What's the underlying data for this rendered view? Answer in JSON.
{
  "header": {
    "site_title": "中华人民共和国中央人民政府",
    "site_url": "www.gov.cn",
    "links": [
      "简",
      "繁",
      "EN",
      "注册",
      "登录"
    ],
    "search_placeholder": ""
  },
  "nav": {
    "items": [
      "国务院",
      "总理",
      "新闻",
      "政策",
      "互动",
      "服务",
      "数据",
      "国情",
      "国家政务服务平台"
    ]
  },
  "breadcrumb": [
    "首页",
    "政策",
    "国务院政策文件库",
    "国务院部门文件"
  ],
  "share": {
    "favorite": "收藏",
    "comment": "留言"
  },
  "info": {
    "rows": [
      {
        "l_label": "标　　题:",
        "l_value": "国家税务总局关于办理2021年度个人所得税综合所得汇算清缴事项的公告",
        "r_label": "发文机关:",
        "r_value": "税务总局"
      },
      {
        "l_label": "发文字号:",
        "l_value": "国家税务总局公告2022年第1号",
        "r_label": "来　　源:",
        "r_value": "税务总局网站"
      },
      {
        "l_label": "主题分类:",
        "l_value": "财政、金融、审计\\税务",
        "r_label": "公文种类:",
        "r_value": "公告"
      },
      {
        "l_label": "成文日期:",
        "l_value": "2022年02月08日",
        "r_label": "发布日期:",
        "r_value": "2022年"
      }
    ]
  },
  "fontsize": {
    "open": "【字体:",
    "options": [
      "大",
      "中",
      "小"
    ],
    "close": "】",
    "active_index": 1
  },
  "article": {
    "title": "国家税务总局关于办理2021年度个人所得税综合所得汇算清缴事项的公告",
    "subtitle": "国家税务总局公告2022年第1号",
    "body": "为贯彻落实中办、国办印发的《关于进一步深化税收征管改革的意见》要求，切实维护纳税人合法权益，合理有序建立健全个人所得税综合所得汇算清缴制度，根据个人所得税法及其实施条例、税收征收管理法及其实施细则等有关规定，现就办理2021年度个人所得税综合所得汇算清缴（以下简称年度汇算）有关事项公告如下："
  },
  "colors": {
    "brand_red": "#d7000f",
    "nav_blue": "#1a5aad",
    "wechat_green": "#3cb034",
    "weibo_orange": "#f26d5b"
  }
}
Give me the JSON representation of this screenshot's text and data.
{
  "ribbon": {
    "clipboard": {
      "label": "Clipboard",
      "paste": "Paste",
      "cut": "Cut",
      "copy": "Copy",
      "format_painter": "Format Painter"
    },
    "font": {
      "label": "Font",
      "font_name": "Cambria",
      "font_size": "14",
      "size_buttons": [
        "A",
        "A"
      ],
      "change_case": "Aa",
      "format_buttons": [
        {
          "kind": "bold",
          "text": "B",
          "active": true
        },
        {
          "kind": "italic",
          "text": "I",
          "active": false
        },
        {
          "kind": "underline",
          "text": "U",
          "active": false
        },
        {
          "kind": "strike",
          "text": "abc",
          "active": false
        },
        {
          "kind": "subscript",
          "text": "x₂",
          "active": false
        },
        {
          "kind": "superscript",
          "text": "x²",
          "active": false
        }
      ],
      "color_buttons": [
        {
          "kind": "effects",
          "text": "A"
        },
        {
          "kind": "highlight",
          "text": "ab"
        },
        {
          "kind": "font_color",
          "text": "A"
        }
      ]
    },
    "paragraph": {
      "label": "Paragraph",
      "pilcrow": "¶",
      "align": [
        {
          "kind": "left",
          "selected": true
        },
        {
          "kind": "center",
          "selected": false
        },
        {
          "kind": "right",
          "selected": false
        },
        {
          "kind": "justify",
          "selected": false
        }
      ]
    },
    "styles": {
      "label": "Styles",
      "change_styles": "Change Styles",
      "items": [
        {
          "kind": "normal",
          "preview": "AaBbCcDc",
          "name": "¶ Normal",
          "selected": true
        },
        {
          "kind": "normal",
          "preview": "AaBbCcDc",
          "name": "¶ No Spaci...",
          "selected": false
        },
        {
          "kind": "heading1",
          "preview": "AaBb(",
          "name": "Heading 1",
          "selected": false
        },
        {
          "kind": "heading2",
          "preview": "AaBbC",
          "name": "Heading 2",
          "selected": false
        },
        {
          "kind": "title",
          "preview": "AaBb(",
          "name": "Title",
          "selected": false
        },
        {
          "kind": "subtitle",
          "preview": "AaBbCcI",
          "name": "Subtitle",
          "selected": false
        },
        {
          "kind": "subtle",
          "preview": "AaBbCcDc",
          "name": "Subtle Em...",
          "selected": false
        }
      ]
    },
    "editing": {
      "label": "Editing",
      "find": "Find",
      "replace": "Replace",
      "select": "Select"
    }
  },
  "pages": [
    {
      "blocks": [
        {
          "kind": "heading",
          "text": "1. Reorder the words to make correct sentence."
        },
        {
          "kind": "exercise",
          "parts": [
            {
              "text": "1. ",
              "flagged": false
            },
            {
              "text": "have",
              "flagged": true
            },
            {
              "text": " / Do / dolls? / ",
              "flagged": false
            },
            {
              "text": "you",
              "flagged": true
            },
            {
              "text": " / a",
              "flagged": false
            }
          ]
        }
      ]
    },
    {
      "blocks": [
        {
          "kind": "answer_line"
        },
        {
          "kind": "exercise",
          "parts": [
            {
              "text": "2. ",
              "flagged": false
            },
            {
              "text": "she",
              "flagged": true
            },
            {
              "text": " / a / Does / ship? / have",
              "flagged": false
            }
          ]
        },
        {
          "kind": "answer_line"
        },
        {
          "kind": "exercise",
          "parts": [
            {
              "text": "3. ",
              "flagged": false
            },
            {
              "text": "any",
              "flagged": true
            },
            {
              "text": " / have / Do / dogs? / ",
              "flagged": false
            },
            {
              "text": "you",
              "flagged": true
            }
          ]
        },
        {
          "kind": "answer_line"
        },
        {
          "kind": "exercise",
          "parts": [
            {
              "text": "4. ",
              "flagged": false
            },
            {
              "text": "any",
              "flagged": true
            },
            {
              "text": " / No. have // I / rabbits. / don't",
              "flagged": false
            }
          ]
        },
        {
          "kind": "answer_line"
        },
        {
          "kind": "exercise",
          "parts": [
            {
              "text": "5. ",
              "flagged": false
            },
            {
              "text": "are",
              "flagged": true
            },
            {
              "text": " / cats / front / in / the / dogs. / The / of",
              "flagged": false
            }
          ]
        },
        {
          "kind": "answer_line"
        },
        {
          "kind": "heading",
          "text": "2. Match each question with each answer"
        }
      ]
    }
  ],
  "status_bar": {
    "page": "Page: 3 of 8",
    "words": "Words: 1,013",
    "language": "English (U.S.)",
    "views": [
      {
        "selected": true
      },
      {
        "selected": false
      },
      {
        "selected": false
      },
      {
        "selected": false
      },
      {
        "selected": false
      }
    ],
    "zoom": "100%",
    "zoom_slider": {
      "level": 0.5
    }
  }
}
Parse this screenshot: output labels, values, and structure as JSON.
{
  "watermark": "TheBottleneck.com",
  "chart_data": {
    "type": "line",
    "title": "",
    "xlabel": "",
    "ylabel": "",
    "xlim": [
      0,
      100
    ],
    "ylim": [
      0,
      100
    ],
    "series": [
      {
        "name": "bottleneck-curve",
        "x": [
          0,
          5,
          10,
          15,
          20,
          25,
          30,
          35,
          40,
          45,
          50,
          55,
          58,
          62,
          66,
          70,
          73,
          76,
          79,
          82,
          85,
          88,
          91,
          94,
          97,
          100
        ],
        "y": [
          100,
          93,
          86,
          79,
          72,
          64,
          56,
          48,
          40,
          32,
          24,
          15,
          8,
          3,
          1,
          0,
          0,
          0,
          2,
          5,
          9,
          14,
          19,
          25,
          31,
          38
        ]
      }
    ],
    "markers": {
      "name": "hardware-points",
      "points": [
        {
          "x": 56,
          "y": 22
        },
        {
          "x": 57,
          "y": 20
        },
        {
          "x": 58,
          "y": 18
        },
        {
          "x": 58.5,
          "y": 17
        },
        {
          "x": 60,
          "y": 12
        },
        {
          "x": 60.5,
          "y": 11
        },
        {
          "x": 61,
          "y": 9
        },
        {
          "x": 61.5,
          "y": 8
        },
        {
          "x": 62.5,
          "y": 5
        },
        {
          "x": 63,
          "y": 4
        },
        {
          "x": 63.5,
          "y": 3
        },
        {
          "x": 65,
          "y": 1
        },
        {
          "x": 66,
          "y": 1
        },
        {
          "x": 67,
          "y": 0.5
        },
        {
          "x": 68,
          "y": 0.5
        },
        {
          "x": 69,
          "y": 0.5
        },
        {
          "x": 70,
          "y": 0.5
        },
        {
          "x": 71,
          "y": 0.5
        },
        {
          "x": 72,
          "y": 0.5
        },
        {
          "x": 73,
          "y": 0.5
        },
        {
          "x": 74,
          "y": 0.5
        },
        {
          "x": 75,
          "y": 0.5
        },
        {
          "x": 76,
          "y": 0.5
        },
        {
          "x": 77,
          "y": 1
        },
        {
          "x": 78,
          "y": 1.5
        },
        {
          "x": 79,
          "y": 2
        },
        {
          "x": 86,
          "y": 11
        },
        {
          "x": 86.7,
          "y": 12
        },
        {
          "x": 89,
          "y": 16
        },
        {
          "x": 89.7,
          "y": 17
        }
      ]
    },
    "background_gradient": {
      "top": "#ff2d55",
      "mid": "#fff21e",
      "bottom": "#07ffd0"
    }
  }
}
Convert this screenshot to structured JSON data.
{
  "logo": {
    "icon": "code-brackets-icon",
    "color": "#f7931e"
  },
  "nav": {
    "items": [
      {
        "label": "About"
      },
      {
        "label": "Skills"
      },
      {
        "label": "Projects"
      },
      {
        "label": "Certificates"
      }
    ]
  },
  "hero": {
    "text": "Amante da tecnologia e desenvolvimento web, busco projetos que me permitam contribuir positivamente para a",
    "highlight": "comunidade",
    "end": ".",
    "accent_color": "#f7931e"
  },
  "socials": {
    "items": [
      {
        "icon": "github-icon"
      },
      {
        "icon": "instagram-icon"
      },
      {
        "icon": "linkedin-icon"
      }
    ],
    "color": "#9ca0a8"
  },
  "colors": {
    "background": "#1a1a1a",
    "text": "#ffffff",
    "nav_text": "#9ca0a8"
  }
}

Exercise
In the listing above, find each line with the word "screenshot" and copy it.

Reply
Give me the JSON representation of this screenshot's text and data.
Parse this screenshot: output labels, values, and structure as JSON.
Convert this screenshot to structured JSON data.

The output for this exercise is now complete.